Serialization: a process which converts a Java instance into a bunch of bytes, so it can be stored in disk/database or transferred through network.
Deserialization: the opposite of Serialization, in which a Java instance is extracted and recovered from disk/database/network.
To make the Serialization and Deserialization work for a Java class, you only need to implement Serializable in most cases.
In the following example, we will create a class called
Address, serialize it using
WriteObject and deserialize it using
WriteObject to Serialize
C:\address.ser, you can change it to another path if you use Linux or Mac**OS.
readObject to Deserialize
C:\address.ser. And you can see from the console that we have obtained the serialized data in
Street : wall street Country : united states
The whole process is illustrated as follows.
What happened in the background was that Java serialized each field in
country) into disk and read it when the deserialization was done. But does Java know how to serialize/deserialize
country? Yes, because they are of type String, which also implements Serializable, and Java has its own rules to convert a String instance into a stream of bytes, so they can be written into disk.
Everything seems to be working fine, right? No, because you forgot to add
Address. The correct version is this.
serialVersionUID? and why should I add it? Basically
serialVersionUID is simply a number that is written into disk along with the serialized instance. And in the process of deserialization, Java checks whether the serialized
serialVersionUID is the same as the one declared in class. If not, an exception will be thrown and deserialization will fail. It is used to make sure the serialized instance is compatible with the current class.
serialVersionUID can be set manually by the programmer with any number, or you can generate one using serialver provided by Oracle.

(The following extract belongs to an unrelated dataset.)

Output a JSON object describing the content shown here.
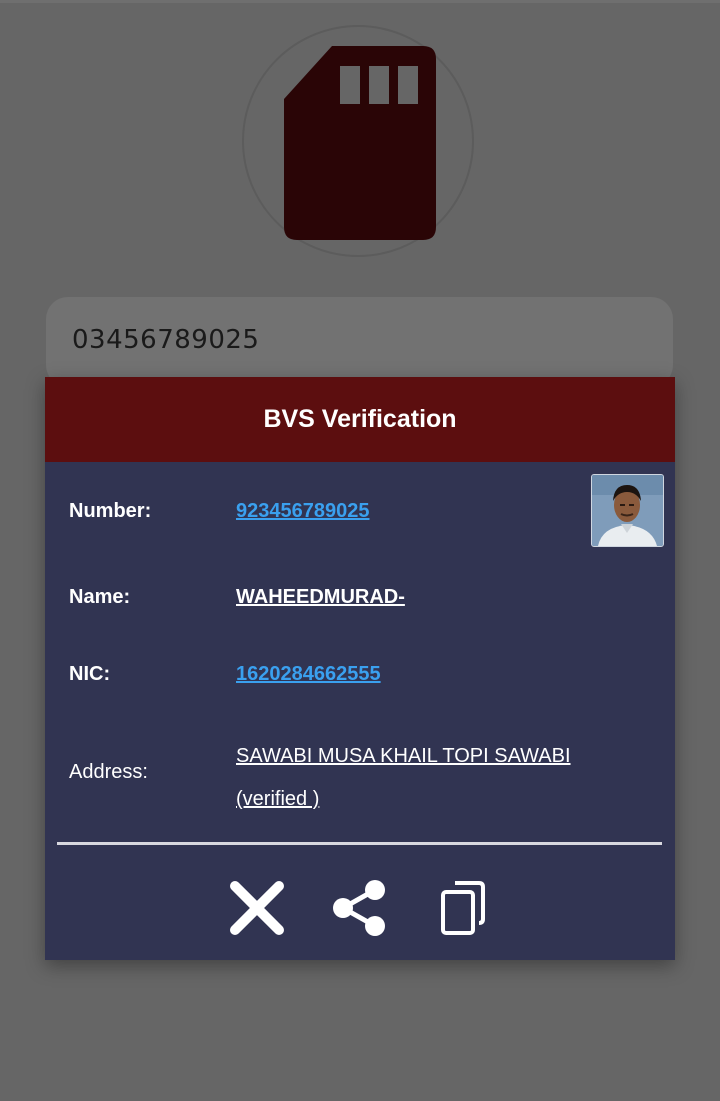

Java will generate one for you based on class name, implemented interfaces, etc. But this is highly discouraged. Quote from Oracle doc:
It is strongly recommended that all serializable classes explicitly declare
serialVersionUIDvalues, since the default
serialVersionUIDcomputation is highly sensitive to class details that may vary depending on compiler implementations, and can thus result in unexpected
serialVersionUIDconflicts during deserialization, causing deserialization to fail.
For example, if you don’t set
serialVersionUID manually, Java may generate a
serialVersionUID = 12345 for you in the process of serialization. However, the deserializing program may use a different JVM and the
serialVersionUID it gets may be
123456, which is different because of different calculation algorithms. Then the program finds that the two
serialVersionUIDs don’t match and throws an exception to tell the user that the deserialization fails.
You should update
serialVersionUID when some incompatible fields are added to the class and it’s no longer possible to be support the old version.
That’s it. Below are some links that I found helpful when I was writing the article.